Long was caught trying to get away cheaply with a £22 shop on August 7, and
confessed to having repeatedly conned the store, in Lombard Street, central
London. "It is a straight forward allegation that he went to Sainsbury's and was seen
scanning various items in at the self-service checkout", said prosecutor Denise
Murrin. "All items were being scanned as loose onions, but the store does not sell
loose onions. It was an inexpensive way of doing his shopping." Ms Murrin said Long was not a first-time thief, having previous convictions
for shoplifting in 2010 and 2011. He had been caught lifting a coat from John Lewis and tried to pass a bottle
of champagne off as bleach to buy it on the cheap in 2011.
Long had also in 2012 been caught stealing a mobile phone from a handbag at a
private party. Angus Mathieson, representing Long, admitted he had been "stupid" but was
driven by mounting debts and the fear of losing his job. "It was a stupid thing he has done", he said. "He was not getting a stupid amount, not substituting champagne or anything
like that, but just getting an avocado and claiming it was an onion. He had got a good job at the time, but committed an offence as he felt his
job was under threat and he was imminently likely to be made redundant. His girlfriend had become pregnant and he was worried about money, because
in addition he had debts.
Mr Mathieson said Long was not a 'manipulating and calculating thief', and
said he continues to use his hockey experience by voluntarily training young
players on the weekend. But Judge Paul Worsley QC dubbed Long a 'persistent thief' and warned him he
was on the edge of a prison sentence. "You are an otherwise respectable young man who achieved international
honours in hockey, so it is sad to see you before the courts. But if you persist in taking other people's property, whether a large
organisation like Sainsbury's or individual's, you will have to go to prison."

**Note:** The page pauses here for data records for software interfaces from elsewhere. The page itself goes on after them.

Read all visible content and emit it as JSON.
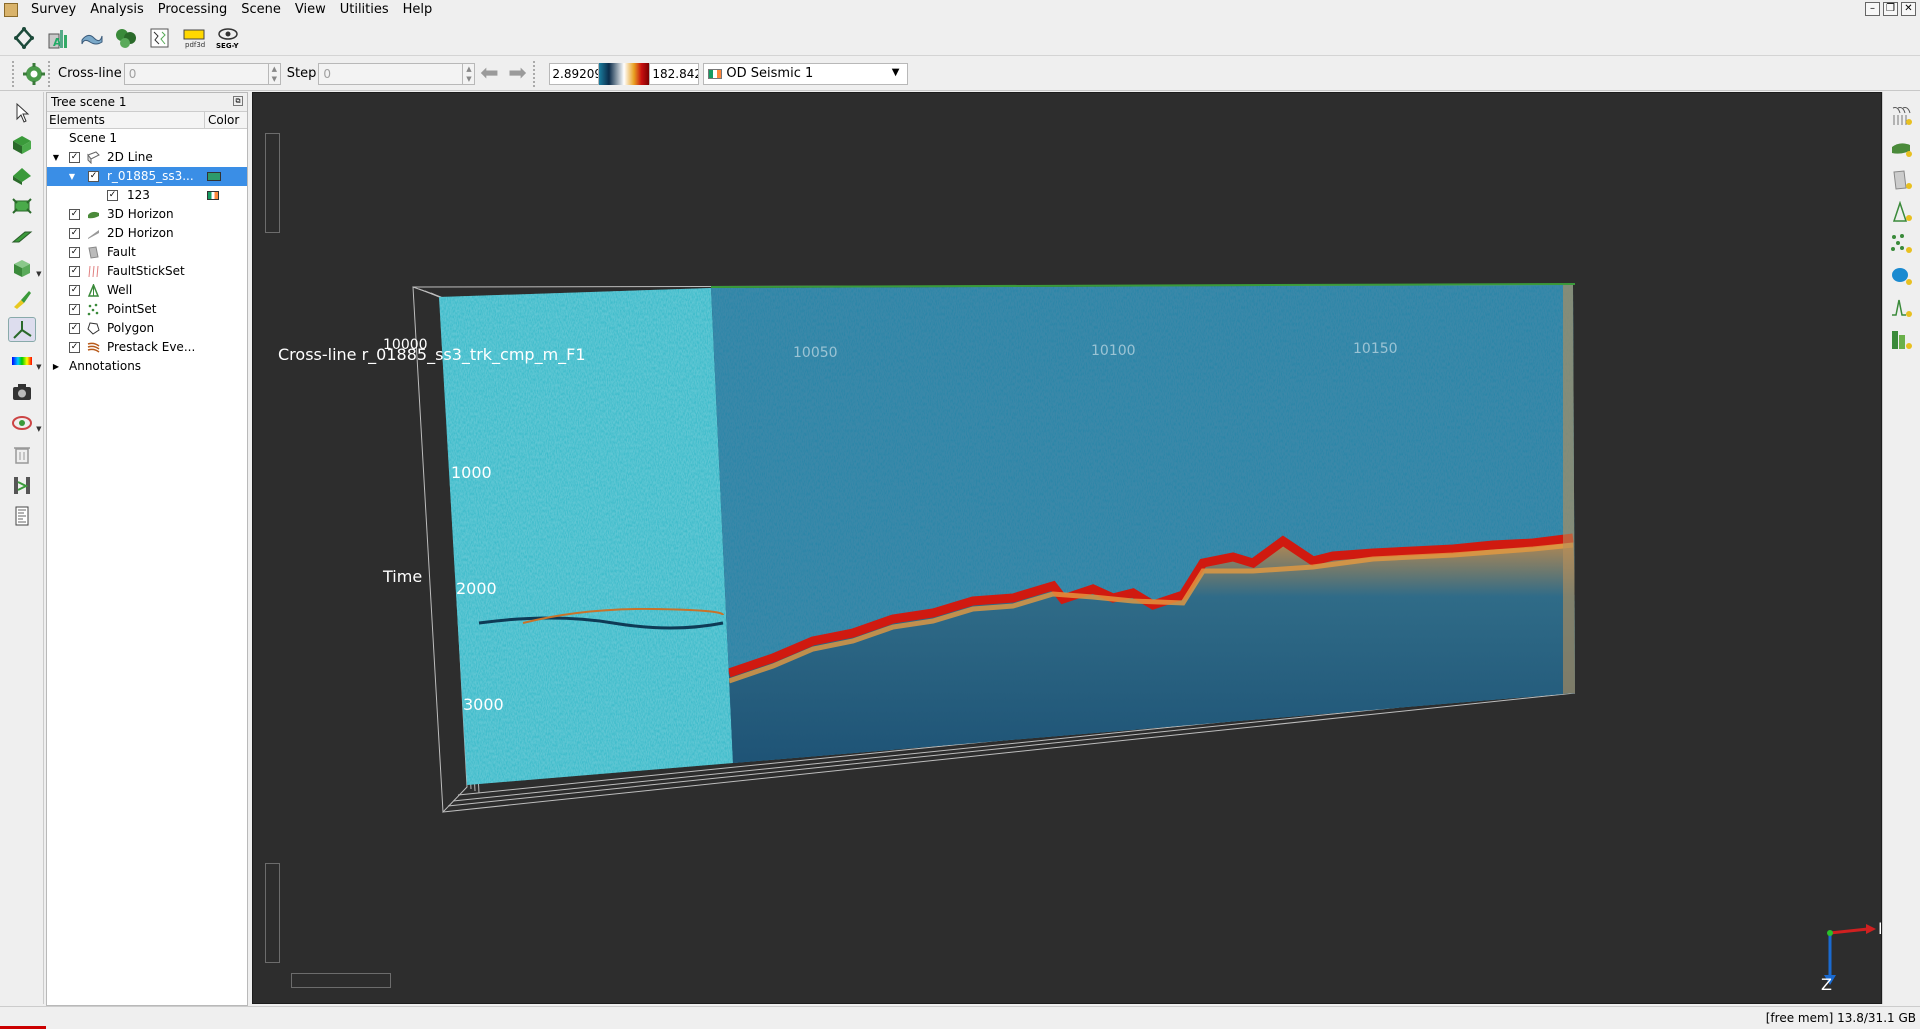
{
  "menu": {
    "items": [
      "Survey",
      "Analysis",
      "Processing",
      "Scene",
      "View",
      "Utilities",
      "Help"
    ]
  },
  "toolbar1": {
    "icons": [
      "survey-icon",
      "attribute-icon",
      "horizon-tools-icon",
      "volume-icon",
      "well-log-icon",
      "pdf-icon",
      "segy-icon"
    ],
    "pdf_label": "pdf3d",
    "segy_label": "SEG-Y"
  },
  "toolbar2": {
    "crossline_label": "Cross-line",
    "crossline_value": "0",
    "step_label": "Step",
    "step_value": "0",
    "colorbar_min": "2.89209",
    "colorbar_max": "182.842",
    "attribute": "OD Seismic 1"
  },
  "tree": {
    "title": "Tree scene 1",
    "col_elements": "Elements",
    "col_color": "Color",
    "scene": "Scene 1",
    "rows": [
      {
        "label": "2D Line",
        "checked": "✓"
      },
      {
        "label": "r_01885_ss3...",
        "checked": "✓"
      },
      {
        "label": "123",
        "checked": "✓"
      },
      {
        "label": "3D Horizon",
        "checked": "✓"
      },
      {
        "label": "2D Horizon",
        "checked": "✓"
      },
      {
        "label": "Fault",
        "checked": "✓"
      },
      {
        "label": "FaultStickSet",
        "checked": "✓"
      },
      {
        "label": "Well",
        "checked": "✓"
      },
      {
        "label": "PointSet",
        "checked": "✓"
      },
      {
        "label": "Polygon",
        "checked": "✓"
      },
      {
        "label": "Prestack Eve...",
        "checked": "✓"
      }
    ],
    "annotations": "Annotations"
  },
  "scene": {
    "line_title": "Cross-line r_01885_ss3_trk_cmp_m_F1",
    "top_ticks": [
      "10000",
      "10050",
      "10100",
      "10150"
    ],
    "time_label": "Time",
    "time_ticks": [
      "1000",
      "2000",
      "3000"
    ],
    "compass_n": "N",
    "compass_z": "Z"
  },
  "status": {
    "memory": "[free mem] 13.8/31.1 GB"
  },
  "colors": {
    "viewport_bg": "#2d2d2d",
    "seismic_light": "#3fbccb",
    "seismic_dark": "#155a7e",
    "horizon_red": "#d01a10",
    "selection": "#3a8ee6"
  }
}
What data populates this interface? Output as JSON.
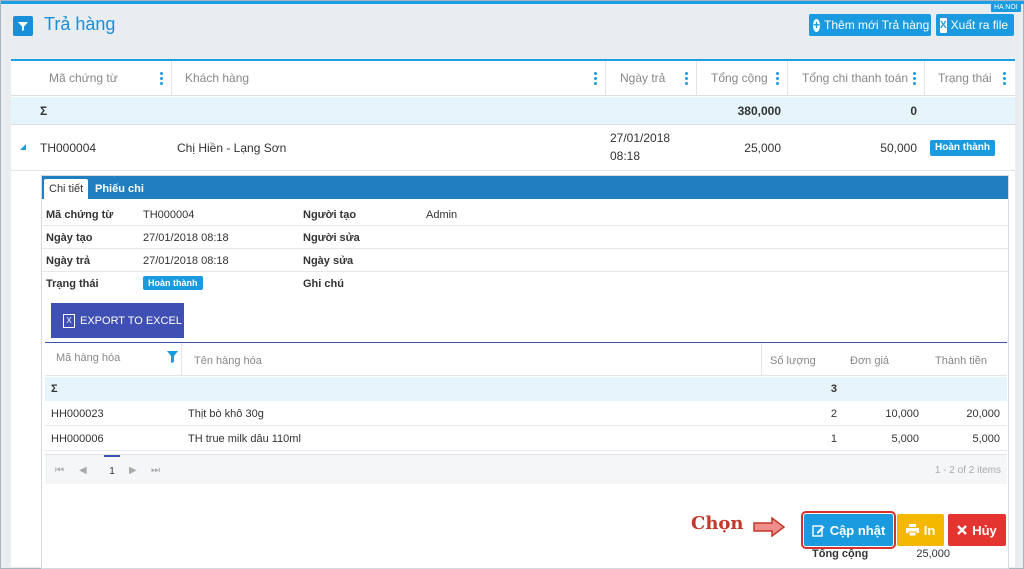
{
  "header": {
    "title": "Trả hàng",
    "add_label": "Thêm mới Trả hàng",
    "export_label": "Xuất ra file",
    "region": "HA NOI"
  },
  "grid": {
    "columns": [
      "Mã chứng từ",
      "Khách hàng",
      "Ngày trả",
      "Tổng cộng",
      "Tổng chi thanh toán",
      "Trạng thái"
    ],
    "sum_symbol": "Σ",
    "sum_total": "380,000",
    "sum_paid": "0",
    "row": {
      "code": "TH000004",
      "customer": "Chị Hiền - Lạng Sơn",
      "date": "27/01/2018",
      "time": "08:18",
      "total": "25,000",
      "paid": "50,000",
      "status": "Hoàn thành"
    }
  },
  "detail": {
    "tabs": [
      "Chi tiết",
      "Phiếu chi"
    ],
    "fields": {
      "code_label": "Mã chứng từ",
      "code": "TH000004",
      "creator_label": "Người tạo",
      "creator": "Admin",
      "created_label": "Ngày tạo",
      "created": "27/01/2018 08:18",
      "editor_label": "Người sửa",
      "return_label": "Ngày trả",
      "return_date": "27/01/2018 08:18",
      "edited_label": "Ngày sửa",
      "status_label": "Trạng thái",
      "status": "Hoàn thành",
      "note_label": "Ghi chú"
    },
    "export_excel": "EXPORT TO EXCEL",
    "items_columns": [
      "Mã hàng hóa",
      "Tên hàng hóa",
      "Số lượng",
      "Đơn giá",
      "Thành tiền"
    ],
    "items_sum_symbol": "Σ",
    "items_sum_qty": "3",
    "items": [
      {
        "code": "HH000023",
        "name": "Thịt bò khô 30g",
        "qty": "2",
        "price": "10,000",
        "amount": "20,000"
      },
      {
        "code": "HH000006",
        "name": "TH true milk dâu 110ml",
        "qty": "1",
        "price": "5,000",
        "amount": "5,000"
      }
    ],
    "pager": {
      "page": "1",
      "summary": "1 - 2 of 2 items"
    },
    "total_label": "Tổng cộng",
    "total_value": "25,000"
  },
  "actions": {
    "annotation": "Chọn",
    "update": "Cập nhật",
    "print": "In",
    "cancel": "Hủy"
  },
  "colors": {
    "accent": "#1a9be0",
    "warning": "#f5b800",
    "danger": "#e3342f",
    "excel": "#3f4fb4"
  }
}
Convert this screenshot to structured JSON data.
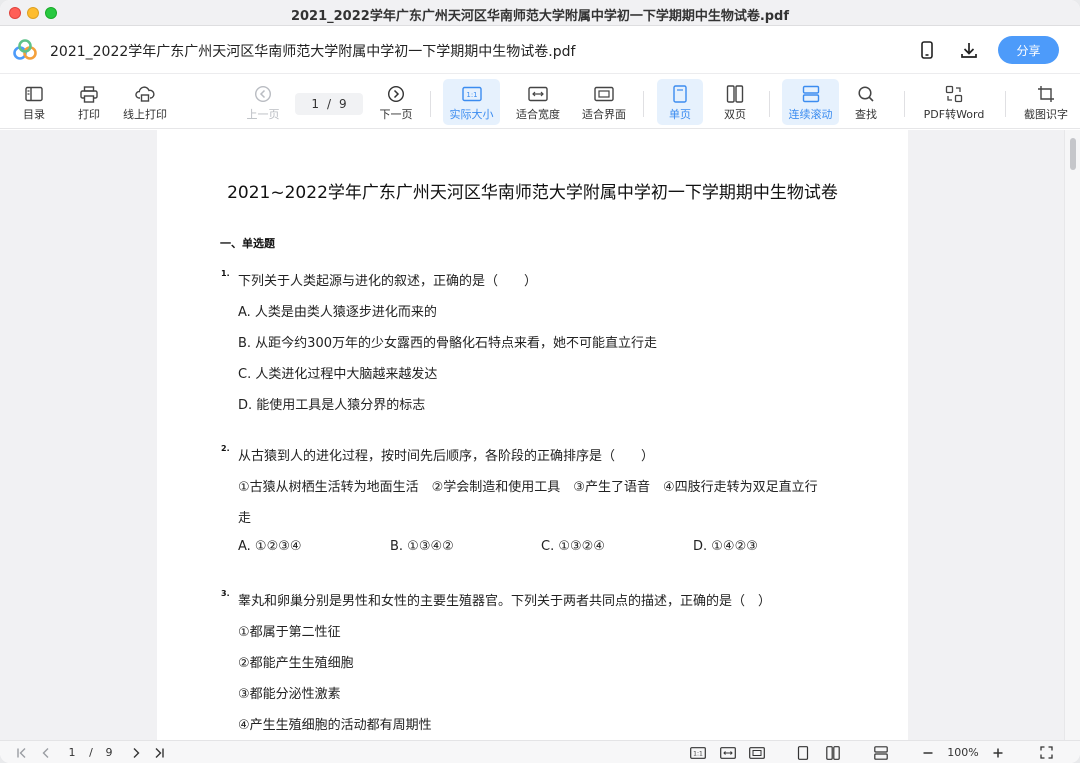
{
  "window": {
    "title": "2021_2022学年广东广州天河区华南师范大学附属中学初一下学期期中生物试卷.pdf"
  },
  "header": {
    "file_name": "2021_2022学年广东广州天河区华南师范大学附属中学初一下学期期中生物试卷.pdf",
    "share_label": "分享"
  },
  "toolbar": {
    "toc": "目录",
    "print": "打印",
    "online_print": "线上打印",
    "prev": "上一页",
    "current_page": "1",
    "page_sep": "/",
    "total_pages": "9",
    "next": "下一页",
    "actual_size": "实际大小",
    "fit_width": "适合宽度",
    "fit_page": "适合界面",
    "single_page": "单页",
    "double_page": "双页",
    "continuous": "连续滚动",
    "find": "查找",
    "pdf_to_word": "PDF转Word",
    "ocr": "截图识字"
  },
  "document": {
    "title": "2021~2022学年广东广州天河区华南师范大学附属中学初一下学期期中生物试卷",
    "section": "一、单选题",
    "q1": {
      "num": "1.",
      "stem": "下列关于人类起源与进化的叙述，正确的是（　　）",
      "a": "A. 人类是由类人猿逐步进化而来的",
      "b": "B. 从距今约300万年的少女露西的骨骼化石特点来看，她不可能直立行走",
      "c": "C. 人类进化过程中大脑越来越发达",
      "d": "D. 能使用工具是人猿分界的标志"
    },
    "q2": {
      "num": "2.",
      "stem": "从古猿到人的进化过程，按时间先后顺序，各阶段的正确排序是（　　）",
      "line2": "①古猿从树栖生活转为地面生活　②学会制造和使用工具　③产生了语音　④四肢行走转为双足直立行",
      "line3": "走",
      "a": "A. ①②③④",
      "b": "B. ①③④②",
      "c": "C. ①③②④",
      "d": "D. ①④②③"
    },
    "q3": {
      "num": "3.",
      "stem": "睾丸和卵巢分别是男性和女性的主要生殖器官。下列关于两者共同点的描述，正确的是（　）",
      "i1": "①都属于第二性征",
      "i2": "②都能产生生殖细胞",
      "i3": "③都能分泌性激素",
      "i4": "④产生生殖细胞的活动都有周期性"
    }
  },
  "statusbar": {
    "current_page": "1",
    "sep": "/",
    "total_pages": "9",
    "zoom": "100%"
  },
  "colors": {
    "accent": "#4d9bfa",
    "active_bg": "#e6f1fd",
    "active_text": "#3b8cf0"
  }
}
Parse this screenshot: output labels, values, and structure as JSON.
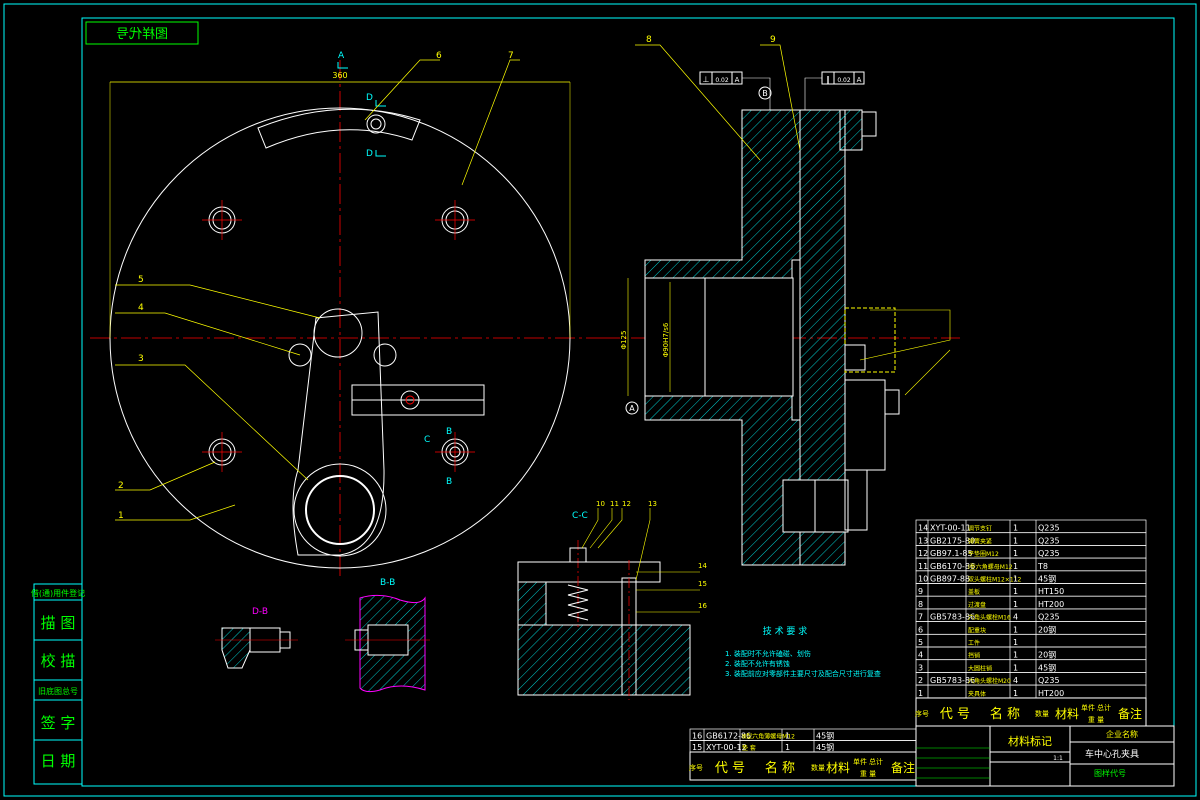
{
  "colors": {
    "background": "#000000",
    "border": "#00ffff",
    "outline": "#ffffff",
    "dims": "#ffff00",
    "center": "#ff0000",
    "table_green": "#00ff00",
    "hatch": "#00ffff",
    "pink": "#ff00ff",
    "blue": "#4aa0ff"
  },
  "title_tag": "图样代号",
  "section_labels": {
    "a_top": "A",
    "d_top": "D",
    "d_bot": "D",
    "c": "C",
    "b_top": "B",
    "b_bot": "B",
    "cc": "C-C",
    "bb": "B-B",
    "db": "D-B",
    "datum_a": "A",
    "datum_b": "B"
  },
  "dimensions": {
    "width_360": "360",
    "dia1": "Φ125",
    "dia2": "Φ90H7/s6"
  },
  "tolerances": [
    {
      "symbol": "⊥",
      "value": "0.02",
      "datum": "A"
    },
    {
      "symbol": "∥",
      "value": "0.02",
      "datum": "A"
    }
  ],
  "balloons": [
    "1",
    "2",
    "3",
    "4",
    "5",
    "6",
    "7",
    "8",
    "9",
    "10",
    "11",
    "12",
    "13",
    "14",
    "15",
    "16"
  ],
  "tech_req": {
    "title": "技 术 要 求",
    "lines": [
      "1. 装配时不允许磕碰、划伤",
      "2. 装配不允许有锈蚀",
      "3. 装配前应对零部件主要尺寸及配合尺寸进行复查"
    ]
  },
  "left_stamps": [
    "借(通)用件登记",
    "描 图",
    "校 描",
    "旧底图总号",
    "签 字",
    "日 期"
  ],
  "parts_right": [
    {
      "no": "14",
      "code": "XYT-00-11",
      "name": "调节支钉",
      "qty": "1",
      "mat": "Q235"
    },
    {
      "no": "13",
      "code": "GB2175-80",
      "name": "弹簧夹紧",
      "qty": "1",
      "mat": "Q235"
    },
    {
      "no": "12",
      "code": "GB97.1-85",
      "name": "平垫圈M12",
      "qty": "1",
      "mat": "Q235"
    },
    {
      "no": "11",
      "code": "GB6170-86",
      "name": "I型六角螺母M12",
      "qty": "1",
      "mat": "T8"
    },
    {
      "no": "10",
      "code": "GB897-88",
      "name": "双头螺柱M12×112",
      "qty": "1",
      "mat": "45钢"
    },
    {
      "no": "9",
      "code": "",
      "name": "盖板",
      "qty": "1",
      "mat": "HT150"
    },
    {
      "no": "8",
      "code": "",
      "name": "过渡盘",
      "qty": "1",
      "mat": "HT200"
    },
    {
      "no": "7",
      "code": "GB5783-86",
      "name": "六角头螺栓M16",
      "qty": "4",
      "mat": "Q235"
    },
    {
      "no": "6",
      "code": "",
      "name": "配重块",
      "qty": "1",
      "mat": "20钢"
    },
    {
      "no": "5",
      "code": "",
      "name": "工件",
      "qty": "1",
      "mat": ""
    },
    {
      "no": "4",
      "code": "",
      "name": "挡销",
      "qty": "1",
      "mat": "20钢"
    },
    {
      "no": "3",
      "code": "",
      "name": "大圆柱销",
      "qty": "1",
      "mat": "45钢"
    },
    {
      "no": "2",
      "code": "GB5783-86",
      "name": "六角头螺栓M20",
      "qty": "4",
      "mat": "Q235"
    },
    {
      "no": "1",
      "code": "",
      "name": "夹具体",
      "qty": "1",
      "mat": "HT200"
    }
  ],
  "parts_header": {
    "no": "序号",
    "code": "代 号",
    "name": "名 称",
    "qty": "数量",
    "mat": "材料",
    "single": "单件",
    "total": "总计",
    "weight": "重 量",
    "remark": "备注"
  },
  "parts_bottom": [
    {
      "no": "16",
      "code": "GB6172-86",
      "name": "Ⅲ型六角薄螺母M12",
      "qty": "1",
      "mat": "45钢"
    },
    {
      "no": "15",
      "code": "XYT-00-12",
      "name": "垫 套",
      "qty": "1",
      "mat": "45钢"
    }
  ],
  "title_block": {
    "company": "企业名称",
    "material_mark": "材料标记",
    "drawing_name": "车中心孔夹具",
    "drawing_code": "图样代号",
    "scale": "1:1"
  }
}
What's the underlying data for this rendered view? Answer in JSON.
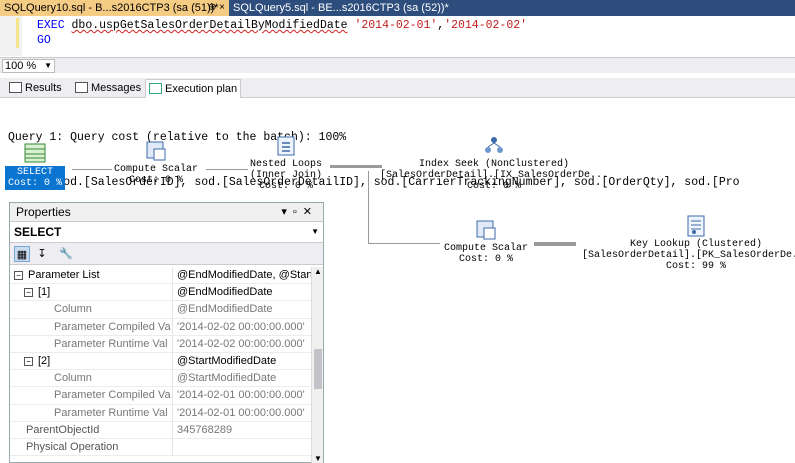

Long was sentenced to 180-hours community service, to be completed within a
year, and ordered to pay £250 costs. Long, of Chatham, Kent, admitted a single rolled-up count of fraud by false